AINSLIE: Well, he never said he was going to negotiate with the cartels. But what he said consistently throughout his campaign and in the early months of his presidency is he wants to reduce the violence. His interest is on reducing the violence and bringing peace to communities in Mexico. There's a problem which is that cartels are involved in a lot of different kinds of crime. And I think perhaps the rhetoric of sort of shifting the strategy was not -- or at least to date has not been formulated in a way that we know what is the alternate strategy. The arrest of Morales would suggest that certainly the kingpin strategy hasn't been relinquished all together. Because here is the leader of the most important cartel arrested in a manner that really echoed a lot of the operations during the CalderÛn years of the Mexican marines, which are sort of one of the elite unites taking down this guy. But also having at least intelligence input from the United States.
CAVANAUGH: And what is the feeling in Mexico about that, that collaboration between Mexican federal forces and the United States, including drones, I believe, to sort of track the King pins when they can to accomplish these arrests? Is that a popular idea?

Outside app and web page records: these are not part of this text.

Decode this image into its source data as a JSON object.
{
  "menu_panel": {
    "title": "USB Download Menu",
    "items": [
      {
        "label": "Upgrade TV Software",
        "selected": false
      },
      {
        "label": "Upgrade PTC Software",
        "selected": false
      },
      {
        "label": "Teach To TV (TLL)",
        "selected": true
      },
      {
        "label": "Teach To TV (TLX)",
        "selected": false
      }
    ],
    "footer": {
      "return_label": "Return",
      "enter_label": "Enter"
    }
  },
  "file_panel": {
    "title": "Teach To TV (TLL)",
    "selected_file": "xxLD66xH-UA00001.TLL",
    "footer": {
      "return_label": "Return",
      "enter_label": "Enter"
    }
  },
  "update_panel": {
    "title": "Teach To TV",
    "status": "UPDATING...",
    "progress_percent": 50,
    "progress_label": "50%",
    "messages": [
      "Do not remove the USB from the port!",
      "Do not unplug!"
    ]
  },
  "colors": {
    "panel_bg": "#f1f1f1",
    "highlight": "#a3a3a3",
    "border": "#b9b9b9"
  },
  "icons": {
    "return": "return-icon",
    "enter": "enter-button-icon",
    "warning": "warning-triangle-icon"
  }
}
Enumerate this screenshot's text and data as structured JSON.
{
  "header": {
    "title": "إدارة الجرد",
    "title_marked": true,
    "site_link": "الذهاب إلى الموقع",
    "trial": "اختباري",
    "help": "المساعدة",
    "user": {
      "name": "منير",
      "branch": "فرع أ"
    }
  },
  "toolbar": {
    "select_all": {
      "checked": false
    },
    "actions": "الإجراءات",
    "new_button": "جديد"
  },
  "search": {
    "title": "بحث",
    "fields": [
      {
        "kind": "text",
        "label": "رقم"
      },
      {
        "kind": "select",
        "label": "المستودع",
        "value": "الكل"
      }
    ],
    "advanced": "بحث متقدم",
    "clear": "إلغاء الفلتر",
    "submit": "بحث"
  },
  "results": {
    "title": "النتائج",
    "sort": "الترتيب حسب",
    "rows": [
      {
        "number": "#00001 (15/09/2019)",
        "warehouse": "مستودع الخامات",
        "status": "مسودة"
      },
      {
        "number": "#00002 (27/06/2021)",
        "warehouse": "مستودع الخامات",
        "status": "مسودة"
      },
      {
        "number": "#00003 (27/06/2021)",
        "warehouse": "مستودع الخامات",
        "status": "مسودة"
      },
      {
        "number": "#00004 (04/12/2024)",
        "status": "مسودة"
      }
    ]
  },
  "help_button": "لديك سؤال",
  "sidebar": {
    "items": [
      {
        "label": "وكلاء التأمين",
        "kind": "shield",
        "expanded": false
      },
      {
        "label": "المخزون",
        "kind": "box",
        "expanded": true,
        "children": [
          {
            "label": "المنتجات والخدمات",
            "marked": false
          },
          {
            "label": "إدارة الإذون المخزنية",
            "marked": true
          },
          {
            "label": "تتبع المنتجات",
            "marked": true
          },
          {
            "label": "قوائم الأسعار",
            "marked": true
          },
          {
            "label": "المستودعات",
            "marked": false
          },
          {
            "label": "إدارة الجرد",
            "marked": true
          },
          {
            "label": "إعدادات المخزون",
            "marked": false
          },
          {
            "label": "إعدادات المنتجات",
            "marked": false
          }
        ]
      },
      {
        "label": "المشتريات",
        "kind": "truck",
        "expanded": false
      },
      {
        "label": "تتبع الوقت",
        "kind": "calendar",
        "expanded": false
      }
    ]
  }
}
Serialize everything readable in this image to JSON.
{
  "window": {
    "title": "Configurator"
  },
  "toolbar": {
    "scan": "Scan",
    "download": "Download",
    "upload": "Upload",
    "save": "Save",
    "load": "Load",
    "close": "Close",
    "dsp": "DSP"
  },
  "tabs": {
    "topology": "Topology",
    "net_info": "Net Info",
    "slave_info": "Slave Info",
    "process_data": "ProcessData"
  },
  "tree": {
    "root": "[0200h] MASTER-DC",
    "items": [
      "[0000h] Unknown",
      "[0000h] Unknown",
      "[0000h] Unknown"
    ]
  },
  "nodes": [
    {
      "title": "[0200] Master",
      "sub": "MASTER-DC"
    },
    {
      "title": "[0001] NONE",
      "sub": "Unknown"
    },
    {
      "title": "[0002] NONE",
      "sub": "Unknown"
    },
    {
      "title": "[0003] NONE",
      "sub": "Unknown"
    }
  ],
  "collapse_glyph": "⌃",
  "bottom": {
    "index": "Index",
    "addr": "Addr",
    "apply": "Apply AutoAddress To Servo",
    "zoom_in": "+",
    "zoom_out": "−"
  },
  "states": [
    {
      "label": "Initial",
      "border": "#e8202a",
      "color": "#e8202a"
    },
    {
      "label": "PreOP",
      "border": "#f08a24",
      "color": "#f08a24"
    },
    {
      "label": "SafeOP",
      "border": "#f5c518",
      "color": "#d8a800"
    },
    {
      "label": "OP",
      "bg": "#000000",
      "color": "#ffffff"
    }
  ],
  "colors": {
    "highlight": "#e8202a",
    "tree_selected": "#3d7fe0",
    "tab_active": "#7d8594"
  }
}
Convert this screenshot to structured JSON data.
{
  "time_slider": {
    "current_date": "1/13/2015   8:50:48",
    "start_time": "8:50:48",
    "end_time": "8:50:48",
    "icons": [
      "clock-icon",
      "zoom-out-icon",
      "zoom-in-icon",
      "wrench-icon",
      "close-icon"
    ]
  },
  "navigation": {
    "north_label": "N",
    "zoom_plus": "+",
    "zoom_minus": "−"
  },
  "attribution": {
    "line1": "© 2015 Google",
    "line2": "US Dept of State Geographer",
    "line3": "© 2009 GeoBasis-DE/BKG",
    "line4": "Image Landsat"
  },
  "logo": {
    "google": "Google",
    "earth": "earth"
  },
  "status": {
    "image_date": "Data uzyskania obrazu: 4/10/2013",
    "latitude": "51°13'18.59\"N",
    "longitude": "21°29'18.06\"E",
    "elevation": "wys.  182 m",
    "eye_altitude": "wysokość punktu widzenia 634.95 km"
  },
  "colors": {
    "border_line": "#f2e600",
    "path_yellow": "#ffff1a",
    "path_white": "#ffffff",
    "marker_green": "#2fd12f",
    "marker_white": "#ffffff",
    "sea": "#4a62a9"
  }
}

AINSLIE: I think at the beginning of the CalderÛn administration when he declared war on the cartels, nationally there was a great deal of support. People in Mexico are tired of the violence. They're aware of the power of these cartels. As that strategy began to not yield the promised results, and as it became clearer and clearer that that strategy involved close cooperation with the United States, military, DEA, FBI, probably CIA, etc., I think this enchantment started to settle in in relationship to that cooperation as well, feeling that the United States was pushing an overmilitarized strategy. So it's a complex situation when PeÒa Nieto first took office, he said we're going to have a hiatus in terms of this cooperation. American intelligence operatives are not going to be allowed to be in the Mexican fusion centers until we figure out what we're going to do here. The signal was we're pulling back. But I think, again, when U.S. intelligence tells you where the head of this cartel is, and he is a very feared man, he's a household name in Mexico, there was no way that PeÒa Nieto could not act on that.
CAVANAUGH: Let me bring you from Juarez to here in San Diego and across the border in Tijuana. U.S. authorities have broken up the kingpins, the Arellano Felix drug cartel, they say. But now from Tijuana is facing is that the Sinaloa cartel has moved in using small independent cells. Apparently the homicide rate is higher this year in Tijuana than it was last year. Do you see, and I have to ask you to be brief about this, is this the way the drug war seems to be involved in a lot of Mexican cities?
AINSLIE: Absolutely. We started this war in 2006, December 2006 with maybe five or six main cartels. Now we probably have 30 identifiable or maybe more organized criminal groups. So absolutely. This is the atomization of these organized crime groups, and they're not only involved in drugs. Will they're doing extortions, kidnappings, human trafficking. There's a lot of criminal activity that's part of what they do.
CAVANAUGH: I want to let everyone know that my guest going to be speaking tonight. His book is called the fight to save Juarez, life in the heart of Mexico's drug war. And the professor is speaking tonight at the institute of the Americas at UC San Diego, that's at 6:30. And he will be speaking about his book at the Barnes and noble bookstore in Encinitas this Saturday at 3:30. Thank you so much.
AINSLIE: Thank you, Maureen. It's been a real pleasure. Thank you.